-- Activity --
For the word "this", count the lines of the listing that contain it and give only the count.

··· Provided entries ···

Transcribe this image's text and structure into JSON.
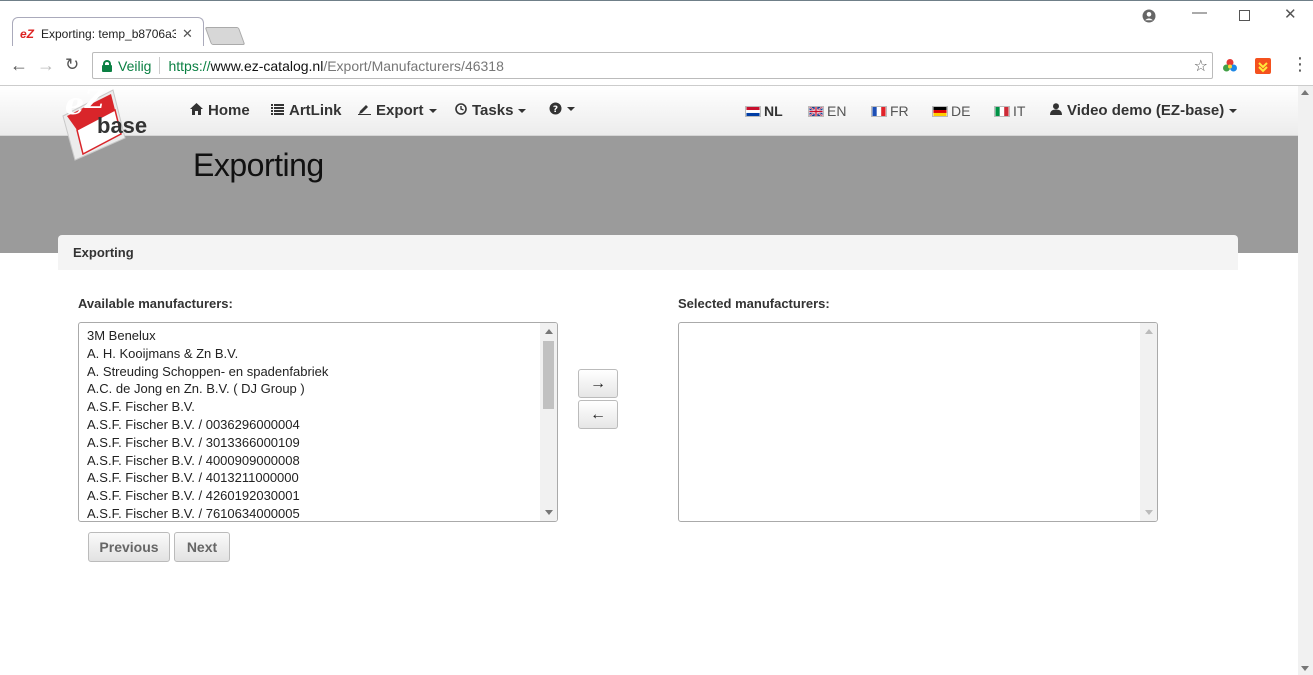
{
  "browser": {
    "tab_title": "Exporting: temp_b8706a3",
    "security_label": "Veilig",
    "url_scheme": "https://",
    "url_host": "www.ez-catalog.nl",
    "url_path": "/Export/Manufacturers/46318"
  },
  "nav": {
    "home": "Home",
    "artlink": "ArtLink",
    "export": "Export",
    "tasks": "Tasks",
    "help_icon": "question-circle-icon",
    "languages": [
      "NL",
      "EN",
      "FR",
      "DE",
      "IT"
    ],
    "active_language": "NL",
    "user": "Video demo (EZ-base)"
  },
  "logo": {
    "text": "base"
  },
  "page": {
    "title": "Exporting",
    "panel_heading": "Exporting",
    "available_label": "Available manufacturers:",
    "selected_label": "Selected manufacturers:",
    "available_items": [
      "3M Benelux",
      "A. H. Kooijmans & Zn B.V.",
      "A. Streuding Schoppen- en spadenfabriek",
      "A.C. de Jong en Zn. B.V. ( DJ Group )",
      "A.S.F. Fischer B.V.",
      "A.S.F. Fischer B.V. / 0036296000004",
      "A.S.F. Fischer B.V. / 3013366000109",
      "A.S.F. Fischer B.V. / 4000909000008",
      "A.S.F. Fischer B.V. / 4013211000000",
      "A.S.F. Fischer B.V. / 4260192030001",
      "A.S.F. Fischer B.V. / 7610634000005"
    ],
    "selected_items": [],
    "add_arrow": "→",
    "remove_arrow": "←",
    "previous": "Previous",
    "next": "Next"
  },
  "colors": {
    "header_band": "#9b9b9b",
    "secure_green": "#0b8043",
    "logo_red": "#d9252a"
  }
}
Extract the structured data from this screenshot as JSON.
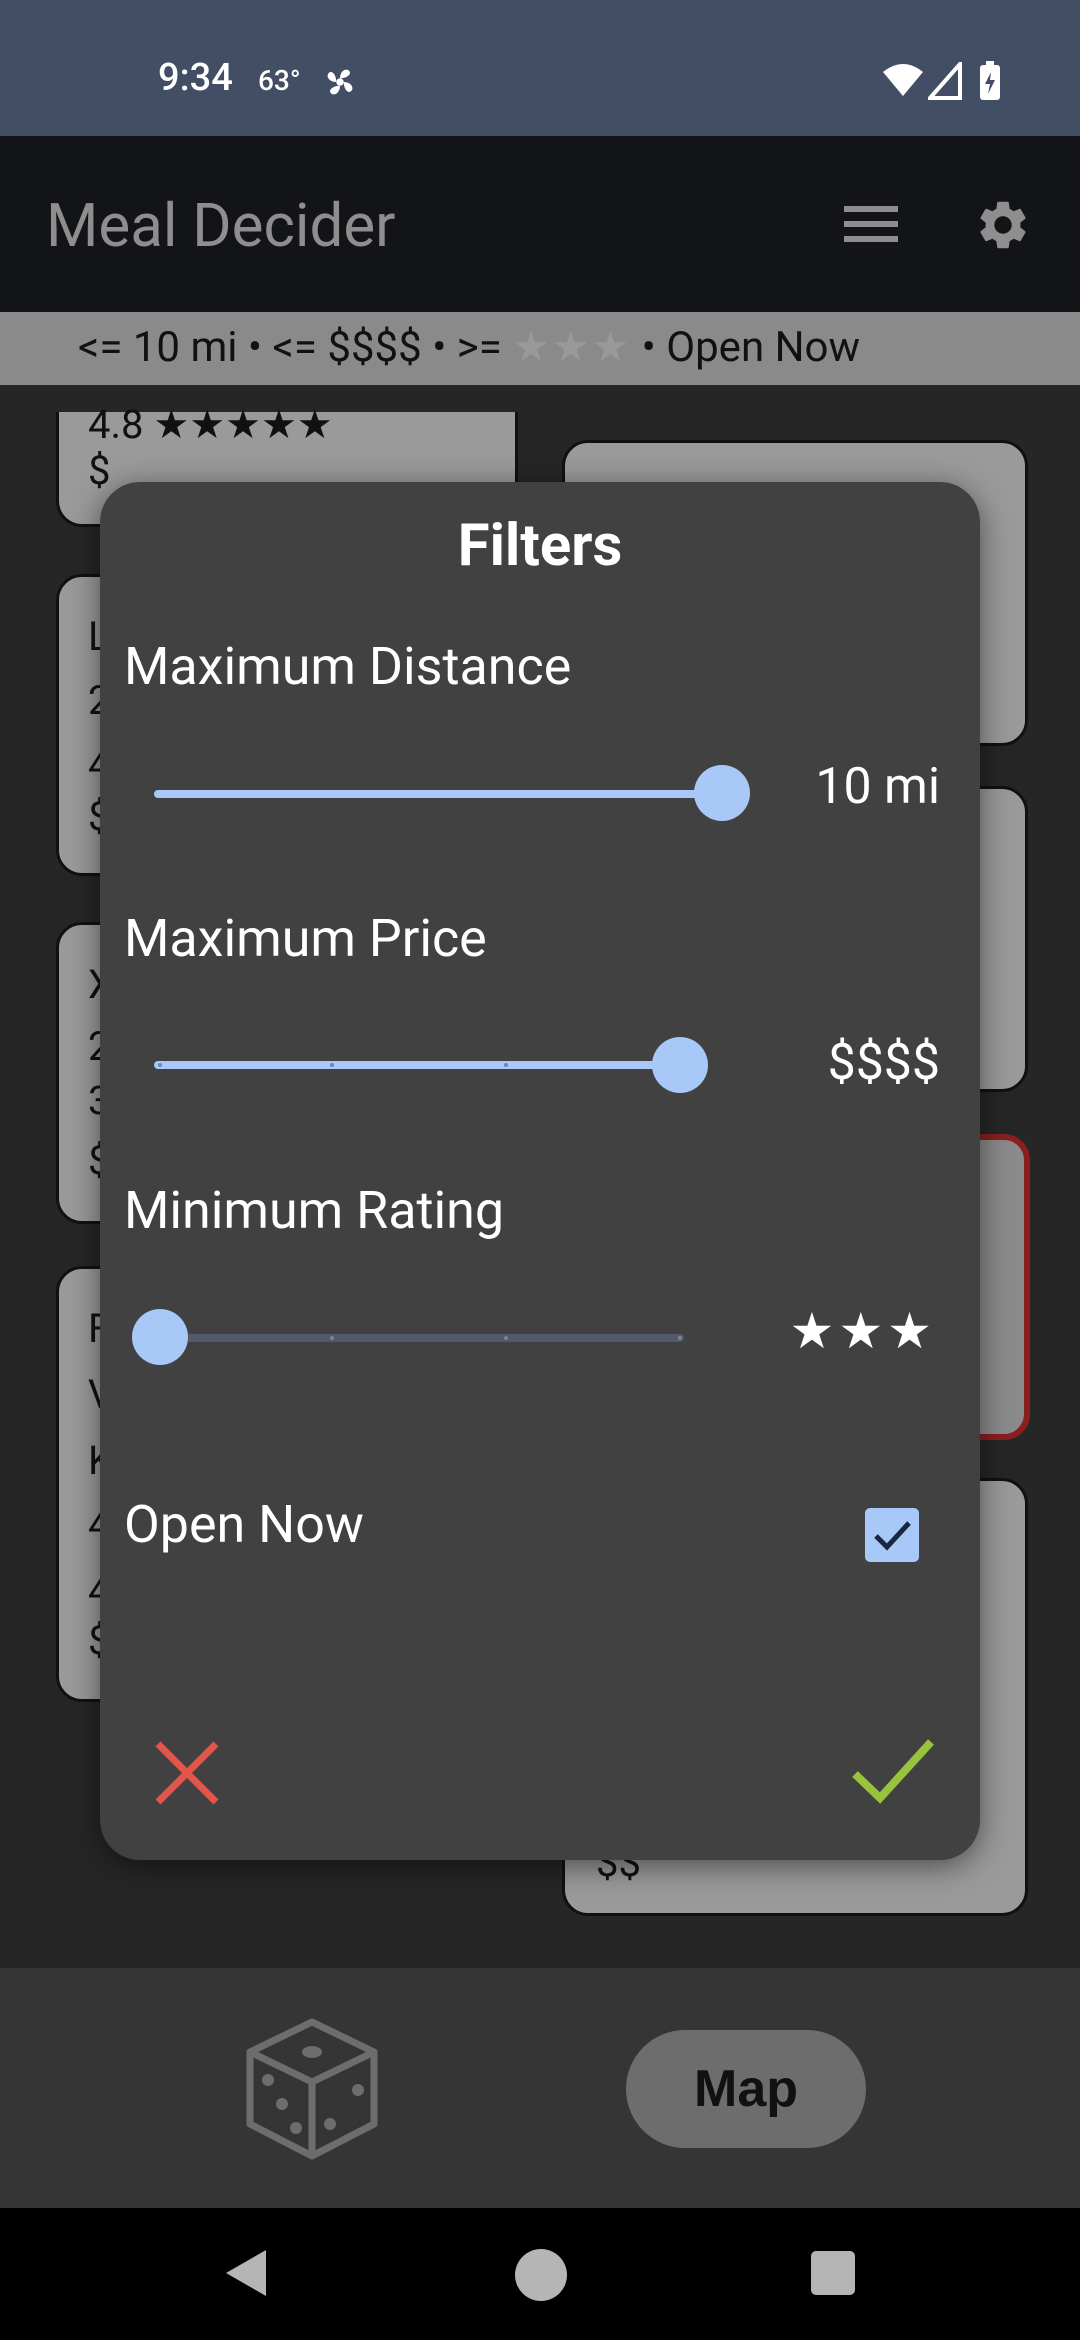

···

-- Answer space --
2